Council of Europe Convention on Preventing and Combating Violence Against Women and Domestic Violence (Istanbul Convention)

The Council of Europe (CoE) approved the establishment of the Ad Hoc Committee on Preventing and Combating Violence against Women and Domestic Violence (CAHVIO) in December 2008 to prepare one or more legally binding instruments "to prevent and combat domestic violence including specific forms of violence against women, and to protect and support the victims of such violence as well as prosecute the perpetrators."

Following 2 years of negotiation and drafting the CoE Convention on Combating Violence Against Women and Domestic Violence was agreed by the CoE in January 2011. Cosc, the National Office for the Prevention of Domestic, Sexual and Gender-based Violence, actively contributed to all stages of the drafting process in relation to the convention. The convention is also referred to as the Istanbul Convention as it was opened for signature at the CoE Ministers meeting in Istanbul in May 2011. 

Ireland supports, in principle, the aims and terms of the Istanbul Convention. It is a detailed convention with a very broad scope across a number of policy areas with potential policy and legislative implications. Although the convention has a focus on violence against women Member States are encouraged to apply its provisions on domestic violence to men also. Ireland supported this proposal.

The provisions of the convention and the legislative and administrative arrangements that would be necessary to allow signature and ratification of the convention by Ireland are being examined in conjunction with the government commitment to introduce consolidated and reformed domestic violence legislation to address all aspects of domestic violence, threatened violence and intimidation, in a way that provides protection to victims.  However, a particular difficulty to be addressed in Ireland’s consideration of the convention relates to reconciling property rights under the Irish constitution with the requirement under Article 52 of the convention - the availability of emergency barring orders to all.

Preliminary development of the consolidated and reformed legislation, including consideration of the convention provisions, is being advanced by Cosc and legislative drafting will be progressed as soon as possible having regard to the need for consultations and other legislative priorities.

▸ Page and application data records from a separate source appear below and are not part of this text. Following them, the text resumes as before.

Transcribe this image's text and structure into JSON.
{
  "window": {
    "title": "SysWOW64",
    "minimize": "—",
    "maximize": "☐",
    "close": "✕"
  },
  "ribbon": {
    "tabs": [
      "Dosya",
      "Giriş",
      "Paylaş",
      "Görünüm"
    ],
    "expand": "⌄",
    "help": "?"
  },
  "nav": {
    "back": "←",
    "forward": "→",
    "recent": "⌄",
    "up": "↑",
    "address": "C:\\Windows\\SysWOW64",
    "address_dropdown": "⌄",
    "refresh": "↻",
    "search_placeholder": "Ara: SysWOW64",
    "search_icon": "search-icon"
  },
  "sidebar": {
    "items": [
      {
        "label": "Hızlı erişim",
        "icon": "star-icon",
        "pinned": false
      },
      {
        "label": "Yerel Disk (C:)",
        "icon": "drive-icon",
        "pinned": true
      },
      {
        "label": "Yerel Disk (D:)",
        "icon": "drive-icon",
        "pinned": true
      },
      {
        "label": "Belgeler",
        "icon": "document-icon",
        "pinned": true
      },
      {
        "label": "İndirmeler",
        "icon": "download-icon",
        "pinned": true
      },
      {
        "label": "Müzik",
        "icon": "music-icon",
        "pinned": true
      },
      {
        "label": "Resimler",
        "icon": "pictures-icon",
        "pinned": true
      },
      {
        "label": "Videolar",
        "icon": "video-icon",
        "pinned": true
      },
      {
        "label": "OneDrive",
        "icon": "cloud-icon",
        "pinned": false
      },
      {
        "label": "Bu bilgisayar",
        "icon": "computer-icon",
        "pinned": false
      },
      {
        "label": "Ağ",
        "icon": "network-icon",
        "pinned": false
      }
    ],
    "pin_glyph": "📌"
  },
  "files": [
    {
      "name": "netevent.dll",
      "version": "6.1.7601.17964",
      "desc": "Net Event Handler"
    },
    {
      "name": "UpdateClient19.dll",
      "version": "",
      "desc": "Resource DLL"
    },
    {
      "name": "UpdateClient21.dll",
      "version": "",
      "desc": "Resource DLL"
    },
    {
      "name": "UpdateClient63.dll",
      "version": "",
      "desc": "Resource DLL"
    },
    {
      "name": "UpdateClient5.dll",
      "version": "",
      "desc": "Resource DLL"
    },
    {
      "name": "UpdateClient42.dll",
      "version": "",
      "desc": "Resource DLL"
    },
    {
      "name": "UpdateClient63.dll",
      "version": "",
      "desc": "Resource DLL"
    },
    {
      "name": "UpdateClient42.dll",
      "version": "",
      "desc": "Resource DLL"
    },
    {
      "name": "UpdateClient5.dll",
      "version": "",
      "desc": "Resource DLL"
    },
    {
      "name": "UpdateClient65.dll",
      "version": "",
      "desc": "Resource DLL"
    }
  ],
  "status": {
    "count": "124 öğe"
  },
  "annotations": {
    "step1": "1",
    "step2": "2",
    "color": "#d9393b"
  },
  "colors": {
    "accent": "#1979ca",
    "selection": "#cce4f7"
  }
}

The convention has not yet entered into force as this requires at least ten ratifications, including 8 member states.  Further information on the convention including the full text and explanatory report are available on the Council of Europe Website